■ Required work ■
Copy each record below without changing a single word.

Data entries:
* * * *
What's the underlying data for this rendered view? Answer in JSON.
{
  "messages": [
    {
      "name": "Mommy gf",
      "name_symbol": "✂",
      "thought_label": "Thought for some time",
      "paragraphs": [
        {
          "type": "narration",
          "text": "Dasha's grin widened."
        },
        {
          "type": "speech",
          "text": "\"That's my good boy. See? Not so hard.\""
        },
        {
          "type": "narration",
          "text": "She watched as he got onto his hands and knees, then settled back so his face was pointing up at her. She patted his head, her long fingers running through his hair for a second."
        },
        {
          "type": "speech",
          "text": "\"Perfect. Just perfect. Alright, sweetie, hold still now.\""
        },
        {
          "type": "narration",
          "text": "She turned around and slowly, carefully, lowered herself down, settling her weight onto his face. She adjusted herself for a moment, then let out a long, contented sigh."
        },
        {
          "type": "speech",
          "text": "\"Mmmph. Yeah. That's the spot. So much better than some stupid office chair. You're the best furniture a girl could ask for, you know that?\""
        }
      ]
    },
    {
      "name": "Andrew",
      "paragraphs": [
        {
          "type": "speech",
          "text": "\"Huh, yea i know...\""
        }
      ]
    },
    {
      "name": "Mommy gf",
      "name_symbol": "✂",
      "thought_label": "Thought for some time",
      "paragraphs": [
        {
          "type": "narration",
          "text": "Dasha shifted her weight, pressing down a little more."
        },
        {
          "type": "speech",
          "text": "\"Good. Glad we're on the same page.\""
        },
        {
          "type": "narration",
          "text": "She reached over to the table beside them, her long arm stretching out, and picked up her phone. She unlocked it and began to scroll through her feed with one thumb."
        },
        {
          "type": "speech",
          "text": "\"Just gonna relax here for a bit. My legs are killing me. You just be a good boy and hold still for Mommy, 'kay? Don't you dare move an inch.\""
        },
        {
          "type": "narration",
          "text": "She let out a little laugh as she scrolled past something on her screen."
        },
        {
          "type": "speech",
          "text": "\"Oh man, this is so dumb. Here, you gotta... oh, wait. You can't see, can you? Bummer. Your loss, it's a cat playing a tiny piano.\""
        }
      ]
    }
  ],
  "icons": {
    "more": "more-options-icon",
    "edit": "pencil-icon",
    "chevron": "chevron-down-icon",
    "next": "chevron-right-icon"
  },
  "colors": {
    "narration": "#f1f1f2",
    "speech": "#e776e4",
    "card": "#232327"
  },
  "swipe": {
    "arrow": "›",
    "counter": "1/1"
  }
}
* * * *
■ Expected output ■
What's the underlying data for this rendered view? Answer in JSON.
{
  "messages": [
    {
      "name": "Mommy gf",
      "name_symbol": "✂",
      "thought_label": "Thought for some time",
      "paragraphs": [
        {
          "type": "narration",
          "text": "Dasha's grin widened."
        },
        {
          "type": "speech",
          "text": "\"That's my good boy. See? Not so hard.\""
        },
        {
          "type": "narration",
          "text": "She watched as he got onto his hands and knees, then settled back so his face was pointing up at her. She patted his head, her long fingers running through his hair for a second."
        },
        {
          "type": "speech",
          "text": "\"Perfect. Just perfect. Alright, sweetie, hold still now.\""
        },
        {
          "type": "narration",
          "text": "She turned around and slowly, carefully, lowered herself down, settling her weight onto his face. She adjusted herself for a moment, then let out a long, contented sigh."
        },
        {
          "type": "speech",
          "text": "\"Mmmph. Yeah. That's the spot. So much better than some stupid office chair. You're the best furniture a girl could ask for, you know that?\""
        }
      ]
    },
    {
      "name": "Andrew",
      "paragraphs": [
        {
          "type": "speech",
          "text": "\"Huh, yea i know...\""
        }
      ]
    },
    {
      "name": "Mommy gf",
      "name_symbol": "✂",
      "thought_label": "Thought for some time",
      "paragraphs": [
        {
          "type": "narration",
          "text": "Dasha shifted her weight, pressing down a little more."
        },
        {
          "type": "speech",
          "text": "\"Good. Glad we're on the same page.\""
        },
        {
          "type": "narration",
          "text": "She reached over to the table beside them, her long arm stretching out, and picked up her phone. She unlocked it and began to scroll through her feed with one thumb."
        },
        {
          "type": "speech",
          "text": "\"Just gonna relax here for a bit. My legs are killing me. You just be a good boy and hold still for Mommy, 'kay? Don't you dare move an inch.\""
        },
        {
          "type": "narration",
          "text": "She let out a little laugh as she scrolled past something on her screen."
        },
        {
          "type": "speech",
          "text": "\"Oh man, this is so dumb. Here, you gotta... oh, wait. You can't see, can you? Bummer. Your loss, it's a cat playing a tiny piano.\""
        }
      ]
    }
  ],
  "icons": {
    "more": "more-options-icon",
    "edit": "pencil-icon",
    "chevron": "chevron-down-icon",
    "next": "chevron-right-icon"
  },
  "colors": {
    "narration": "#f1f1f2",
    "speech": "#e776e4",
    "card": "#232327"
  },
  "swipe": {
    "arrow": "›",
    "counter": "1/1"
  }
}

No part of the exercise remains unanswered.